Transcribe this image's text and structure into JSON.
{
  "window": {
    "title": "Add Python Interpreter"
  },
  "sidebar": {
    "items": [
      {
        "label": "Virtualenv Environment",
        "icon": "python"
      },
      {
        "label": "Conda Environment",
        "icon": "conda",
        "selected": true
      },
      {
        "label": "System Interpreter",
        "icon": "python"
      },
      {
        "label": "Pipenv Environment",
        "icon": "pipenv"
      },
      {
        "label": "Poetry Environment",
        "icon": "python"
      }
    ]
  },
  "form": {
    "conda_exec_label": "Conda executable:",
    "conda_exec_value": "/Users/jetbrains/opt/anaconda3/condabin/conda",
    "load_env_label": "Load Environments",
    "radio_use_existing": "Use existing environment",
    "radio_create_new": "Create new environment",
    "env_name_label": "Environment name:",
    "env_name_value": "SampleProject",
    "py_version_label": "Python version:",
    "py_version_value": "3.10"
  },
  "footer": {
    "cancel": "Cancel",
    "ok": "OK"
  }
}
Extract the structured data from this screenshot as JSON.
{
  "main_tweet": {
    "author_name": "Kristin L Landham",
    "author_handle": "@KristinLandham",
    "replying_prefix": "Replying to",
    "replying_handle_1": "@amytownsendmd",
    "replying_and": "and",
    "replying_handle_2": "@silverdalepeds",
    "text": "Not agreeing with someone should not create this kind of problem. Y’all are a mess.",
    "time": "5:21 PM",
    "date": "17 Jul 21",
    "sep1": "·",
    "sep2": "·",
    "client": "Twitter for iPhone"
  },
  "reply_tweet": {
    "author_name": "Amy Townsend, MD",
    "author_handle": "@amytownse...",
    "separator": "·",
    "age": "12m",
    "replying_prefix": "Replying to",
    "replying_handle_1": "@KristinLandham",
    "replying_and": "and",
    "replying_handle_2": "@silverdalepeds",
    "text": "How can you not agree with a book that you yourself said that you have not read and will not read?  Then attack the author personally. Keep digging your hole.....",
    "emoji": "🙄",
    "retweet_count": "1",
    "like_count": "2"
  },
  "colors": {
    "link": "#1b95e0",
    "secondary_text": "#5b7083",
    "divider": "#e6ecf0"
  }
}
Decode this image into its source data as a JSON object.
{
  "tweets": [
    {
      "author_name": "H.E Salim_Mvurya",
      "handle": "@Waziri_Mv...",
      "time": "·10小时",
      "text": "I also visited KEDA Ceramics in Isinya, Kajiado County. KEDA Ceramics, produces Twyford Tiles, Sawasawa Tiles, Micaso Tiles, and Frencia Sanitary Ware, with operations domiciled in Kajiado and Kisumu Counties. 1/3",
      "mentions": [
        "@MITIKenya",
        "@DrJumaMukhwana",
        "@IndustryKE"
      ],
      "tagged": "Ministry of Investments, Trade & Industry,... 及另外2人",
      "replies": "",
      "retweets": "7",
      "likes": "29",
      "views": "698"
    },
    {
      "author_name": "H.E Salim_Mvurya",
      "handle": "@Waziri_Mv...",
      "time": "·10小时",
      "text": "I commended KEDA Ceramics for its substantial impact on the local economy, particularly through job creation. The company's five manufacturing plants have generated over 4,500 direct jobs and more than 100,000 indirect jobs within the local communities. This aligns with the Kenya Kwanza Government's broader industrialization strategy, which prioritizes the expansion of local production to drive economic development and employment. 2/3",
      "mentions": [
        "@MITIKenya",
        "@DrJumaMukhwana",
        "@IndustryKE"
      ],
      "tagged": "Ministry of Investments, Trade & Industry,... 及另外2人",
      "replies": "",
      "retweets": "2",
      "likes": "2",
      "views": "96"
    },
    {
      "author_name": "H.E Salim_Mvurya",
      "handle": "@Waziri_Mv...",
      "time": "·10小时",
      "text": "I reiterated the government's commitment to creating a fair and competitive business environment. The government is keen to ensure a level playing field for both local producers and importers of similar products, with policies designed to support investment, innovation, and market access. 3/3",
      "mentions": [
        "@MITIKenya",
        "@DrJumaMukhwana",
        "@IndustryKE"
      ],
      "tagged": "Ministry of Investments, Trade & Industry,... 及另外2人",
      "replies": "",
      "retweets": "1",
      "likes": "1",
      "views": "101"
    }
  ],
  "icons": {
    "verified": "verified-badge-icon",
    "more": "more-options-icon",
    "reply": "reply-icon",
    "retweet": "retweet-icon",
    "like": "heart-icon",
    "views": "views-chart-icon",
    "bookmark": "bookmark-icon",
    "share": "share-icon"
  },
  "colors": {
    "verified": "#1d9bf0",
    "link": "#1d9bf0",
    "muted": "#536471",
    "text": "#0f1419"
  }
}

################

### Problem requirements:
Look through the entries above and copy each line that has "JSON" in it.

### Answer to this task:
Transcribe this image's text and structure into JSON.
Extract the structured data from this screenshot as JSON.
Decode this image into its source data as a JSON object.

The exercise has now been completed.